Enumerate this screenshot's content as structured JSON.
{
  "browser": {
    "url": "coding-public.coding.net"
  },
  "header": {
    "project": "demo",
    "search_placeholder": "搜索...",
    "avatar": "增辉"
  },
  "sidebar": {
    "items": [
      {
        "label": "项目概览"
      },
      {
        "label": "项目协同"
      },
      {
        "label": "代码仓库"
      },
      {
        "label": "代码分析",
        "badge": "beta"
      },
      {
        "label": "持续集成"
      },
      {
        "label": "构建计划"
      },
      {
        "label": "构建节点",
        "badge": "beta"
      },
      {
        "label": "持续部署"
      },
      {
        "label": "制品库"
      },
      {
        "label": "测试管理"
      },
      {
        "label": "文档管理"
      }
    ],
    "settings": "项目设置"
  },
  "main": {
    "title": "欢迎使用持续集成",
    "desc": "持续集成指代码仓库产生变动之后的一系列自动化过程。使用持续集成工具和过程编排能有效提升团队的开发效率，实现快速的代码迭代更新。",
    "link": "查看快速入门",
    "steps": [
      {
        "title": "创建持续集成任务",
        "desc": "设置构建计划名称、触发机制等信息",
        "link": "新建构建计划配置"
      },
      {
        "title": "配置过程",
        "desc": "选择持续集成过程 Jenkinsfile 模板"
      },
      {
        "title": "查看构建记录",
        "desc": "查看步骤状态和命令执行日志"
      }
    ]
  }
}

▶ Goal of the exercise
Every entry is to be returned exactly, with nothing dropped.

▶ Response for this exercise
Enumerate this screenshot's content as structured JSON.
{
  "browser": {
    "url": "coding-public.coding.net"
  },
  "header": {
    "project": "demo",
    "search_placeholder": "搜索...",
    "avatar": "增辉"
  },
  "sidebar": {
    "items": [
      {
        "label": "项目概览"
      },
      {
        "label": "项目协同"
      },
      {
        "label": "代码仓库"
      },
      {
        "label": "代码分析",
        "badge": "beta"
      },
      {
        "label": "持续集成"
      },
      {
        "label": "构建计划"
      },
      {
        "label": "构建节点",
        "badge": "beta"
      },
      {
        "label": "持续部署"
      },
      {
        "label": "制品库"
      },
      {
        "label": "测试管理"
      },
      {
        "label": "文档管理"
      }
    ],
    "settings": "项目设置"
  },
  "main": {
    "title": "欢迎使用持续集成",
    "desc": "持续集成指代码仓库产生变动之后的一系列自动化过程。使用持续集成工具和过程编排能有效提升团队的开发效率，实现快速的代码迭代更新。",
    "link": "查看快速入门",
    "steps": [
      {
        "title": "创建持续集成任务",
        "desc": "设置构建计划名称、触发机制等信息",
        "link": "新建构建计划配置"
      },
      {
        "title": "配置过程",
        "desc": "选择持续集成过程 Jenkinsfile 模板"
      },
      {
        "title": "查看构建记录",
        "desc": "查看步骤状态和命令执行日志"
      }
    ]
  }
}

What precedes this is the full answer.